  5. P.S.: I've been unable to post using Firefox (versions 5 to 7.0.1 and Nightly 10.0a1) since I started reading your blog. Today I resorted to Explorer 9 (shiver) and it works.
    Apparently this blogger comment form has some issues with Firefox, and I've found this article ( from 2009 regarding the same issue. I'll report the bug to blogger, but you might be losing a few comments because of this.


  6. Hmm, interesting, I didn't know about that commenting issue! Thanks for pointing that out to me!

    I had a look, though, and the alternatives are a lot less inviting for commenting. This is the only way that has the commenting form right on the same page, instead of a small link in a corner to a separate page. So I'll leave it like this, but it is a pity if some people cannot comment because of an issue in Blogger... :(

    PS. Interestingly, Blogger marked your post about an error in Blogger as spam... ;)

  7. Another interesting article! :)

    I'm now using Ogre/ODE (which I believe are the same technologies used for proun and de blob) and if you have time I would like to ask you a couple of questions about them (regarding fixed timesteps in the game loop) as I'm now fighting to get a good simulation with both VSync enabled and disabled. I wanted to ask you because you certainly have more experience than me with these matters. :)
    May I ask it here or should I PM you somewhere?

  8. Sure, go ahead! :)

    Unless you don't want to ask your questions in public, you can just ask them here. If you prefer mail, send me an email to joost -at-

  9. Thank you so much! :)
    I will ask them here then, as I think it's a problem that may interest others as well ;)

    I'm using ODE (no wrappers) with Ogre. The game calls mRoot->startRenderLoop(), then the entire game loop is handled in ogre's frameRenderingQueued method. The game loop is pretty simple. I just use an accumulator adding the evt.timeSinceLastFrame every frame, then run a physics and logic update 60 times per second. (As i think i'm supposed to pass fixed timesteps to ODE to get a stable simulation).

    The loop looks like this:

    gameplayTS = 1/60.0f;

    //Run at fixed framerate!
    timeAcc += evt.timeSinceLastFrame;
    while (timeAcc >= gameplayTS)
    dWorldQuickStep(world, gameplayTS);
    gameLoop(true, gameplayTS); //Logic update
    timeAcc -= gameplayTS;

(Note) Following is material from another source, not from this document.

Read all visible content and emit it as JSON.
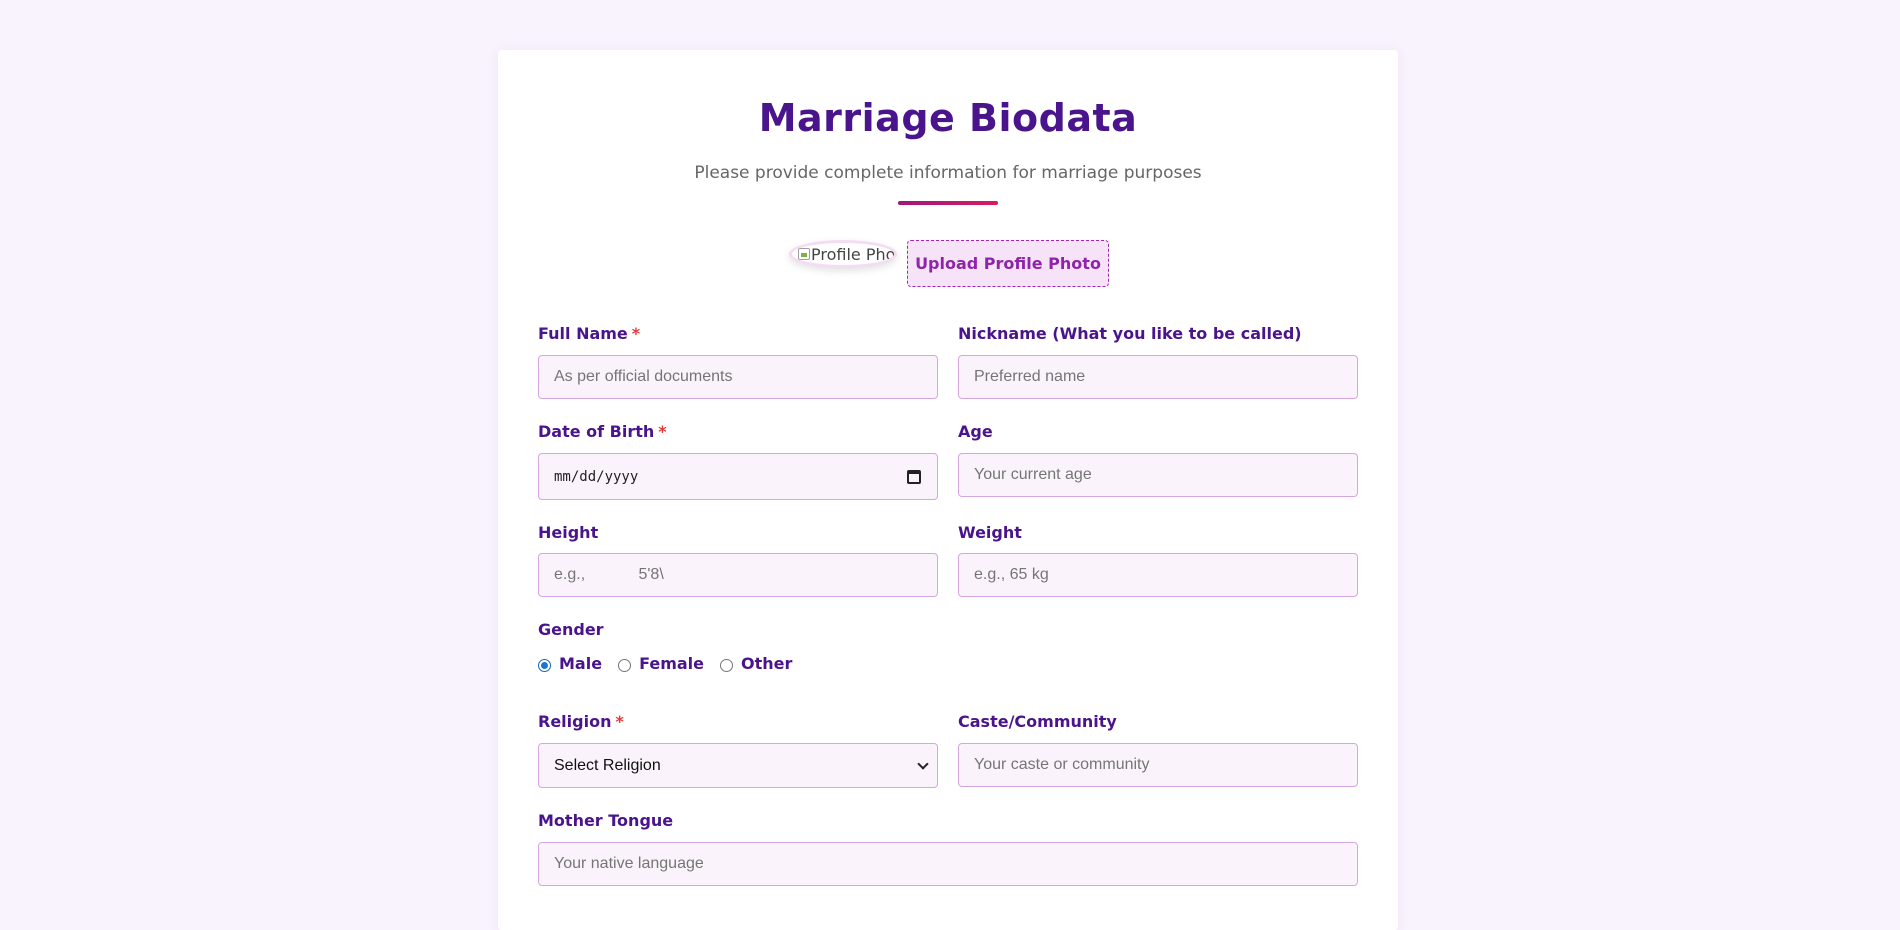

    With this approach everything runs well, but ODE meshes don't move smoothly all the time as they sometime "jump" from one position to another creating an unpleasant stuttering. This is because evt.timeSinceLastFrame with VSync enabled isn't very stable. Most of the time is around 0.016 (60FPS) then it suddently jumps to 0.032 (30FPS) then down to 0.002, then back to normal. This causes ODE to stutter a bit, and these fluctuations are totally random. (Sometimes they don't happen at all)
    With VSync disabled this problem is less frequent as there aren't noticeable fluctuations.

    Since physics simulation in de blob and proun seemed very smooth, I wanted to ask you, are you relying on evt.timeSinceLastFrame for time checking and which kind of fixed timestep are you passing to ODE? Are you doing some kind of interpolation to avoid these problems?

    I hope this post isn't too long ;)

  10. The answer is rather simple: I have never used fixed timesteps! I just pass to ODE whatever the frame time is. Physics are supposedly less stable that way, but I have never noticed any problems because of this.

    I guess this depends on the complexity of the simulation, though. De Blob is really simple in terms of physics (just one ball) and Proun doesn't even have physics: it only uses ODE for collision detection.

    If you have lots of CPU time left, you can also simply choose a smaller timestep. If you would change gameplayTS to 1/180.0f, for example, the stuttering would probably be a lot less.

    I actually don't know how to do fixed timestep AND efficiency AND smoothness AND handle framerate fluctuations well. However, there is an article that contains a long part on fixed framerate issues here:

  11. Thanks for you answer! I'll try that out. My physics test scene is very simple too, just one ball falling on the floor.

    Yep it's very difficult to handle all those things in a good way.. I'll try to see how variable timestep behaves :) thanks!